Question: For you, what makes China so special?

Yue-Sai Kan: In the last 36 years, I have been involved with China as a media person, entrepreneur, best-selling author and philanthropist, from art to culture, from education to technology, from economy to entertainment, I witnessed so many unprecedented changes on such a massive scale.  And I personally was able to do so many pioneering things which no one ever did before and no one will ever be able to do again. These things only happen once in a lifetime and they will never repeat elsewhere. They made China extra special for me.

I’m currently working on my memoir and in the book, I shared many of my own experiences and observations on the constantly changing China, I hope that when people read the book, their perception of China will be closer to its reality.

Question: What habit do you have now that you wish you started much earlier?

Yue-Sai Kan: I would say to take care of myself, health-wise. When I was working on “One World”, I was on 24/7. I worked on weekends and during holidays. My weight was an unhealthy 90 pounds. Then I traveled so much for Yue Sai Cosmetics that every time I flew, I would catch a cold.

During this pandemic, I finally learned to slow down and enjoy life. I picked up Spanish again and even learned how to cook a few dishes. I do yoga and swim 3 times a week. I also do TRX every day. I sleep soundly every night. Here in Hawaii, I eat locally grown organic food. I have never been this healthy. I’d like to keep it this way.

Question: What is the biggest challenge you have faced in your career? How did you overcome it and what did you learn from it?

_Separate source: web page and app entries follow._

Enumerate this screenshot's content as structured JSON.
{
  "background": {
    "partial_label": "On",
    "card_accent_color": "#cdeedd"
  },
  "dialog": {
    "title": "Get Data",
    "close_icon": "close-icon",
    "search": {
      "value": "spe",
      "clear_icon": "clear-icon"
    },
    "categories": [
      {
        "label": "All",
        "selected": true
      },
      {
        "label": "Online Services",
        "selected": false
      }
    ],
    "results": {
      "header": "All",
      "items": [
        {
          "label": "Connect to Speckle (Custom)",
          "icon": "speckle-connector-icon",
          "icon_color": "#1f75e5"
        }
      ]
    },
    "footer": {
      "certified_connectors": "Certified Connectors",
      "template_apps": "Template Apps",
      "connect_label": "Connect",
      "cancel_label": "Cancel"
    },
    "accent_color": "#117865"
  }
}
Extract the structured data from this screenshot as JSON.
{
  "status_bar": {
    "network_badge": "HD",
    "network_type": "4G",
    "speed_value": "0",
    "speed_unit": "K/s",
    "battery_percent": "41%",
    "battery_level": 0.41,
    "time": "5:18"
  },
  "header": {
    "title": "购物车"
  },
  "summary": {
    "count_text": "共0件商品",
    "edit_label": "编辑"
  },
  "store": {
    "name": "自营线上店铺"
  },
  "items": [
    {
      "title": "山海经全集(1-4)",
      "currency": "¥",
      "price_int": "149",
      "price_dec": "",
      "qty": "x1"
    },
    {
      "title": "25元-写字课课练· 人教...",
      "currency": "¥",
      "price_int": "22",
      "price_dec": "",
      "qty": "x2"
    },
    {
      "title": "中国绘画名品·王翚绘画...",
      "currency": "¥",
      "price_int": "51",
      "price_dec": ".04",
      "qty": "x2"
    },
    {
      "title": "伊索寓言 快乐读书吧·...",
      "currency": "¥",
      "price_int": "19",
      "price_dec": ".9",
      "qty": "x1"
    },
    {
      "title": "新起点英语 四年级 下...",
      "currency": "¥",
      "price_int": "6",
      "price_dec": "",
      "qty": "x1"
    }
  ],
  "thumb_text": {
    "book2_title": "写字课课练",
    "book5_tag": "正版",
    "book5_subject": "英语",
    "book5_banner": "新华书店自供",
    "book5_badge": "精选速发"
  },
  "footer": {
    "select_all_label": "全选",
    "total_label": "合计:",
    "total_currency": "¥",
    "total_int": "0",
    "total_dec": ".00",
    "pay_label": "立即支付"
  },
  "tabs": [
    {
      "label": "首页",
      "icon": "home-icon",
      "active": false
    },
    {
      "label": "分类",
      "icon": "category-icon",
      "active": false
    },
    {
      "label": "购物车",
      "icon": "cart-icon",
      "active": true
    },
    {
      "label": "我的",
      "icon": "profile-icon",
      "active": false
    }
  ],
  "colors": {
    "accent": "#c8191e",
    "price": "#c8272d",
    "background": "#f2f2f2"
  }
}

Yue-Sai Kan: I think nothing I have done in my life came easy because most of them were things no one had done before. Let’s just single out one – television. I started my career as a TV host in 1972, and in the early 1980s, I signed with China Central Television to produce and host a 104-episode bilingual (Mandarin and English) TV series called “One World”. I signed the contract knowing I could not even say my own name in Mandarin! That was a huge challenge as you might imagine. It’s like anchoring a show on BBC as an impeccable British English speaker when you are from South Carolina.

In those days, there were not too many Mandarin teachers in New York. For six months everyday, I studied Mandarin from 6pm – 9 PM on weekdays and 9 AM- 9 PM on weekends. Everywhere I went, I was carrying a Walkman with headphones listening to Mandarin. I was determined to be eloquent enough to present the programs. To shoot the first 30 seconds of my first show, I spent three hours taping it over and over again. It was harder than hard but I made it! Hard work paid off.

What’s the greatest thing you got from your parents?

Yue-Sai Kan: Generosity. My parents both had a very kind and generous heart. I remember when I was about 10 years old, my parents told me that an Uncle Zhou needed to stay with us. We thought that he was a relative of ours. It turned out that he was just my parents’ friend. His business had failed, and he had no where to live. Back then we were not a wealthy family, so having someone stay in our small home for 2 years could not have been easy on my parents. That kind of generosity was one of the greatest things for me to learn from my parents.

Question: What’s the best and worst thing about getting older?

Yue-Sai Kan: There are really a lot of bad things about getting older. You notice that your skin is not as beautiful as before. Your body is changing shape. You have pains you never had before. You go to the doctors more often and even your tests are more elaborate and expensive. You tend to be more careful about what you eat, but you’re always confused with everything that you read on the Internet about health because sometimes they are so contradictory to each other. The only thing good about getting older is if you have enough money to go through this period of your life without financial burden and physical impairs. So my advice?  Be sure that you plan for this part of your life when you are young! As early as possible! Develop good health and money-making habits so you will have a rewarding and enjoyable last quadrant of your life.

Question: What is your motto for life?

Yue-Sai Kan: I have different ones at different stages of my life. My favorite one right now is “Be a rainbow in somebody else’s cloud.” from Dr. Maya Angelou.

 Be a rainbow in somebody else’s cloud.